__What to do__
Retype every record below exactly as it appears.

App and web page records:
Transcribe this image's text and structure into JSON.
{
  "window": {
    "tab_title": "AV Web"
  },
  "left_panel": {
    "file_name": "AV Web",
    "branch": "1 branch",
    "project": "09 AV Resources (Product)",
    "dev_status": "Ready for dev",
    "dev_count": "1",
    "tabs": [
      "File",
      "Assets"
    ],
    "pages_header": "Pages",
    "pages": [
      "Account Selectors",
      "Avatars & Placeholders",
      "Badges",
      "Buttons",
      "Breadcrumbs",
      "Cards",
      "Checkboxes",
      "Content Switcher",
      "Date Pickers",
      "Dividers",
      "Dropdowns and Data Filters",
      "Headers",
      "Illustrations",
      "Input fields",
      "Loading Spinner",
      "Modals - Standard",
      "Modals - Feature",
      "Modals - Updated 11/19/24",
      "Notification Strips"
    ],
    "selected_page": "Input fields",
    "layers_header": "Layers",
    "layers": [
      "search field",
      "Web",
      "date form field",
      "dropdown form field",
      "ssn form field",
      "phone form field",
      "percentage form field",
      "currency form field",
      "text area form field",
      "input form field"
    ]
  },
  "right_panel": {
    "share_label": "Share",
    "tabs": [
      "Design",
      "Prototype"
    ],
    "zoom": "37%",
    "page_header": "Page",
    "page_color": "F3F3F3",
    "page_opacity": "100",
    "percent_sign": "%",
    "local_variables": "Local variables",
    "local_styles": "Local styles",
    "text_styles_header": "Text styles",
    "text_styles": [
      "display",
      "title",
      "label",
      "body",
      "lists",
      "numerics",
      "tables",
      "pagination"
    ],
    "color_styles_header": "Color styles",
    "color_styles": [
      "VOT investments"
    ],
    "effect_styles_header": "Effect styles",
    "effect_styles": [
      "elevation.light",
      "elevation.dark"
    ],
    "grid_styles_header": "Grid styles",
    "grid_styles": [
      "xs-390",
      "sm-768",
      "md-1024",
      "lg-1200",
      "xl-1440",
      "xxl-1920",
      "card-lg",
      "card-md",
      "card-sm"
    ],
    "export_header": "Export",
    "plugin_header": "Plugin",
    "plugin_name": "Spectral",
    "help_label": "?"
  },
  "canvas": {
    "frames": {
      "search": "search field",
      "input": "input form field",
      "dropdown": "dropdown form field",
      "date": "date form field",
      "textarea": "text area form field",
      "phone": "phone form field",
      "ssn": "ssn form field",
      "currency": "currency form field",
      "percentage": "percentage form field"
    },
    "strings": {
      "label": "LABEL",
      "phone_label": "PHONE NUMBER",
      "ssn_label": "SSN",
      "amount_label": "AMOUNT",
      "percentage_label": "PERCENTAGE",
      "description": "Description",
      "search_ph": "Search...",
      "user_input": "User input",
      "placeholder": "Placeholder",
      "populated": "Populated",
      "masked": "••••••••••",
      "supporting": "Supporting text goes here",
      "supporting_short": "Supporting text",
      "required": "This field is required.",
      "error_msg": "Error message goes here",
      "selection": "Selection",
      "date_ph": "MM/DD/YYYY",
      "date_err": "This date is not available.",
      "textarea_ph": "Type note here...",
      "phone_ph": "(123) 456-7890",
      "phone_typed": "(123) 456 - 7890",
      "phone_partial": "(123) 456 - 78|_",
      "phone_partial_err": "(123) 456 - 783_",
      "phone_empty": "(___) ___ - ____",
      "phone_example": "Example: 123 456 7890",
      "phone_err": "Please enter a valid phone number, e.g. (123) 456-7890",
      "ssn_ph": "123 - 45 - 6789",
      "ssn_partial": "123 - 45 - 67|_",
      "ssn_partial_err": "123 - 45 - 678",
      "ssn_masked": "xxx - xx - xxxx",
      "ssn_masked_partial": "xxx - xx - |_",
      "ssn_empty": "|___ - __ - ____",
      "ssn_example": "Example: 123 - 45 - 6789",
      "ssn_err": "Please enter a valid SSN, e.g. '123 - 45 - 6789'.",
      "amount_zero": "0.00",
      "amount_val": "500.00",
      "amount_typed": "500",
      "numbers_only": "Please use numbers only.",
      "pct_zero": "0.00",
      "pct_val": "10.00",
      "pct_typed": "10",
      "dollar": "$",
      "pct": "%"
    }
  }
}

__Answer for this exercise__
Transcribe this image's text and structure into JSON.
{
  "window": {
    "tab_title": "AV Web"
  },
  "left_panel": {
    "file_name": "AV Web",
    "branch": "1 branch",
    "project": "09 AV Resources (Product)",
    "dev_status": "Ready for dev",
    "dev_count": "1",
    "tabs": [
      "File",
      "Assets"
    ],
    "pages_header": "Pages",
    "pages": [
      "Account Selectors",
      "Avatars & Placeholders",
      "Badges",
      "Buttons",
      "Breadcrumbs",
      "Cards",
      "Checkboxes",
      "Content Switcher",
      "Date Pickers",
      "Dividers",
      "Dropdowns and Data Filters",
      "Headers",
      "Illustrations",
      "Input fields",
      "Loading Spinner",
      "Modals - Standard",
      "Modals - Feature",
      "Modals - Updated 11/19/24",
      "Notification Strips"
    ],
    "selected_page": "Input fields",
    "layers_header": "Layers",
    "layers": [
      "search field",
      "Web",
      "date form field",
      "dropdown form field",
      "ssn form field",
      "phone form field",
      "percentage form field",
      "currency form field",
      "text area form field",
      "input form field"
    ]
  },
  "right_panel": {
    "share_label": "Share",
    "tabs": [
      "Design",
      "Prototype"
    ],
    "zoom": "37%",
    "page_header": "Page",
    "page_color": "F3F3F3",
    "page_opacity": "100",
    "percent_sign": "%",
    "local_variables": "Local variables",
    "local_styles": "Local styles",
    "text_styles_header": "Text styles",
    "text_styles": [
      "display",
      "title",
      "label",
      "body",
      "lists",
      "numerics",
      "tables",
      "pagination"
    ],
    "color_styles_header": "Color styles",
    "color_styles": [
      "VOT investments"
    ],
    "effect_styles_header": "Effect styles",
    "effect_styles": [
      "elevation.light",
      "elevation.dark"
    ],
    "grid_styles_header": "Grid styles",
    "grid_styles": [
      "xs-390",
      "sm-768",
      "md-1024",
      "lg-1200",
      "xl-1440",
      "xxl-1920",
      "card-lg",
      "card-md",
      "card-sm"
    ],
    "export_header": "Export",
    "plugin_header": "Plugin",
    "plugin_name": "Spectral",
    "help_label": "?"
  },
  "canvas": {
    "frames": {
      "search": "search field",
      "input": "input form field",
      "dropdown": "dropdown form field",
      "date": "date form field",
      "textarea": "text area form field",
      "phone": "phone form field",
      "ssn": "ssn form field",
      "currency": "currency form field",
      "percentage": "percentage form field"
    },
    "strings": {
      "label": "LABEL",
      "phone_label": "PHONE NUMBER",
      "ssn_label": "SSN",
      "amount_label": "AMOUNT",
      "percentage_label": "PERCENTAGE",
      "description": "Description",
      "search_ph": "Search...",
      "user_input": "User input",
      "placeholder": "Placeholder",
      "populated": "Populated",
      "masked": "••••••••••",
      "supporting": "Supporting text goes here",
      "supporting_short": "Supporting text",
      "required": "This field is required.",
      "error_msg": "Error message goes here",
      "selection": "Selection",
      "date_ph": "MM/DD/YYYY",
      "date_err": "This date is not available.",
      "textarea_ph": "Type note here...",
      "phone_ph": "(123) 456-7890",
      "phone_typed": "(123) 456 - 7890",
      "phone_partial": "(123) 456 - 78|_",
      "phone_partial_err": "(123) 456 - 783_",
      "phone_empty": "(___) ___ - ____",
      "phone_example": "Example: 123 456 7890",
      "phone_err": "Please enter a valid phone number, e.g. (123) 456-7890",
      "ssn_ph": "123 - 45 - 6789",
      "ssn_partial": "123 - 45 - 67|_",
      "ssn_partial_err": "123 - 45 - 678",
      "ssn_masked": "xxx - xx - xxxx",
      "ssn_masked_partial": "xxx - xx - |_",
      "ssn_empty": "|___ - __ - ____",
      "ssn_example": "Example: 123 - 45 - 6789",
      "ssn_err": "Please enter a valid SSN, e.g. '123 - 45 - 6789'.",
      "amount_zero": "0.00",
      "amount_val": "500.00",
      "amount_typed": "500",
      "numbers_only": "Please use numbers only.",
      "pct_zero": "0.00",
      "pct_val": "10.00",
      "pct_typed": "10",
      "dollar": "$",
      "pct": "%"
    }
  }
}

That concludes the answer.